§ Work required: Check each line of the entries below for the word "icon", and copy the lines that have it.

§ Data records:
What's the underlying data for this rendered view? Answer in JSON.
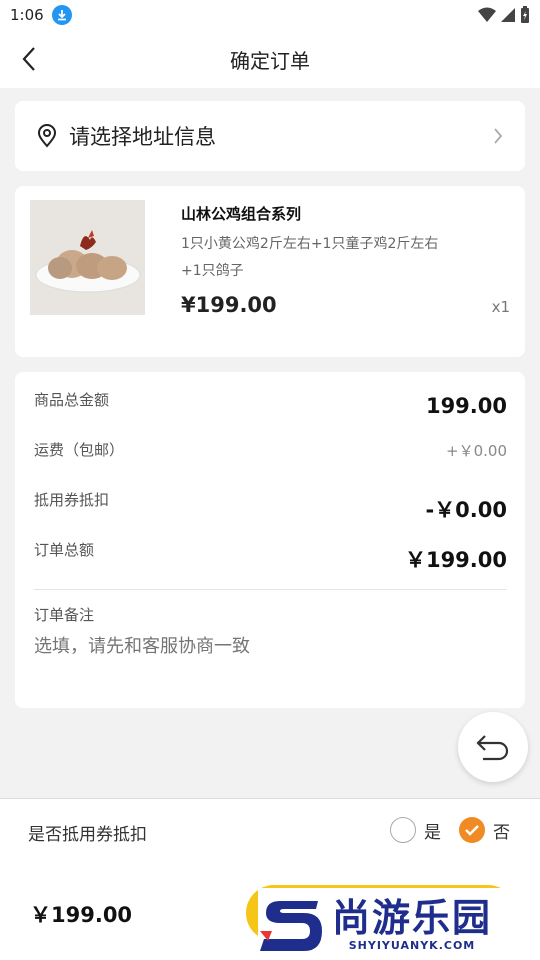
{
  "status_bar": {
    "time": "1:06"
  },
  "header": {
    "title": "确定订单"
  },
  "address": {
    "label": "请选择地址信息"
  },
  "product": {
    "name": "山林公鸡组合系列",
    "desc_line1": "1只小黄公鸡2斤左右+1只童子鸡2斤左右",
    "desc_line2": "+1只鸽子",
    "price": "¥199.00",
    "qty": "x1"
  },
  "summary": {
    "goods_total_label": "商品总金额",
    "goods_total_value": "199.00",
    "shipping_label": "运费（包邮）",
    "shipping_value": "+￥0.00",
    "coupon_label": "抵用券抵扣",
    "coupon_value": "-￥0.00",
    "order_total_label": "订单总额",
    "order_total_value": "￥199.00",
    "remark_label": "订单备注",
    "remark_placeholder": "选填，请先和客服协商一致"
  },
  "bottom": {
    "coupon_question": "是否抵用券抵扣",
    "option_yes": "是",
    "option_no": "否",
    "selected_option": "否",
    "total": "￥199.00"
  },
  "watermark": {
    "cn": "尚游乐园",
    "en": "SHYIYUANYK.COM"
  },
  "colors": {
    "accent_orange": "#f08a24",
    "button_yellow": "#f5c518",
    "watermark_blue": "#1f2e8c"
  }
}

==

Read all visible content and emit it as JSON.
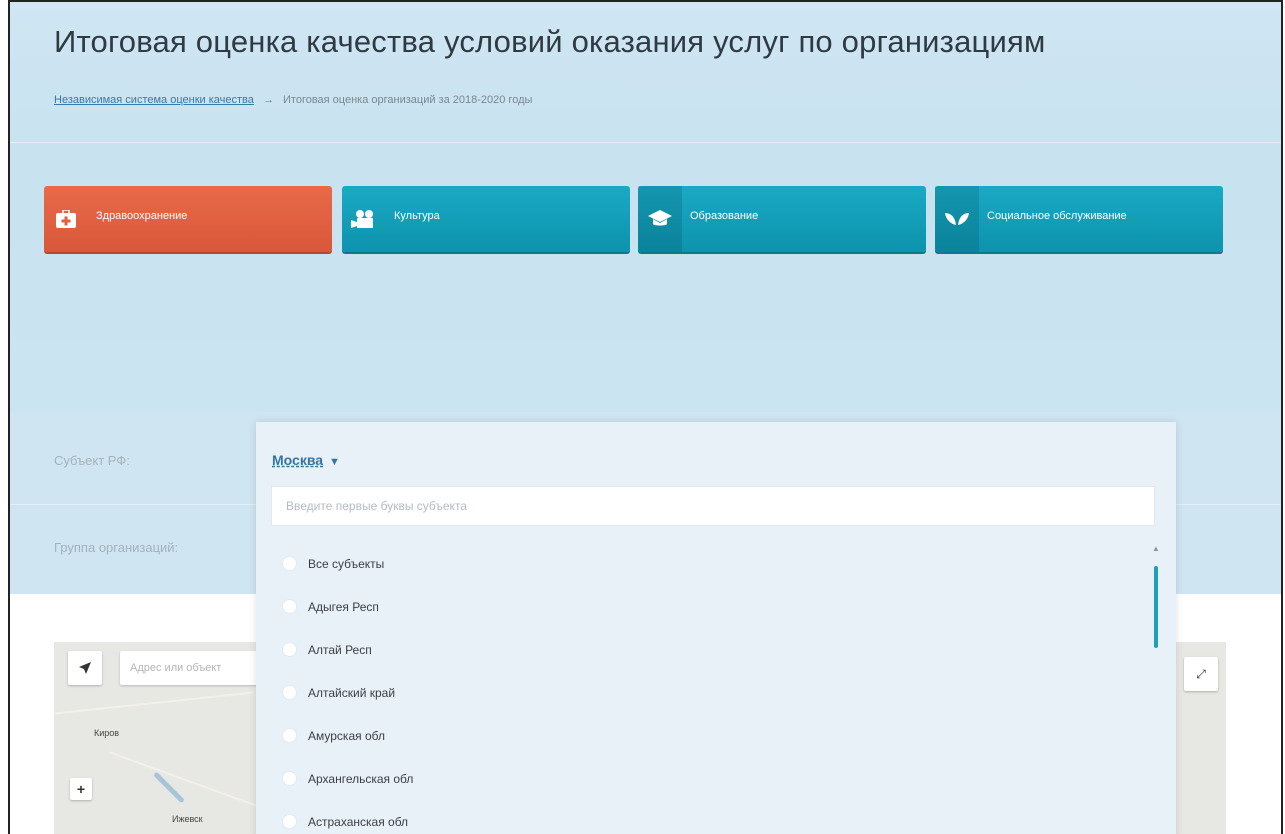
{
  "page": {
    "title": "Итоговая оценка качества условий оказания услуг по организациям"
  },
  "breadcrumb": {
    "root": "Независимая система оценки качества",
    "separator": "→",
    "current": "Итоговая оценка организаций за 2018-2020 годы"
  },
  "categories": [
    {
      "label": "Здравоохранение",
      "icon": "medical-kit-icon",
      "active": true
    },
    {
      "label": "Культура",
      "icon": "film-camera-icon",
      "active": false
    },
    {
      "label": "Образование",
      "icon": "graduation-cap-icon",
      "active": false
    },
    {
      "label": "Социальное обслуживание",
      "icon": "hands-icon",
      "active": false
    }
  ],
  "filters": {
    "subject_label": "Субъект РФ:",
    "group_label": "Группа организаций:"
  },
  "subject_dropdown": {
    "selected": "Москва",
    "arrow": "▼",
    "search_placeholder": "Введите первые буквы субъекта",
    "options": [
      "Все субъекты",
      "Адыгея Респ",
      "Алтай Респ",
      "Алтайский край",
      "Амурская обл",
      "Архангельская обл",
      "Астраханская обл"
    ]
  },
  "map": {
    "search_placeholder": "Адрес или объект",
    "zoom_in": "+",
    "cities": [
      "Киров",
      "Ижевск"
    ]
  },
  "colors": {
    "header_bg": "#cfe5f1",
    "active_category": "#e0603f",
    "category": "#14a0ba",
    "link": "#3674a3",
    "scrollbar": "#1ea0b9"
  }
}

§ Response area:
      "icon": "medical-kit-icon",
      "icon": "film-camera-icon",
      "icon": "graduation-cap-icon",
      "icon": "hands-icon",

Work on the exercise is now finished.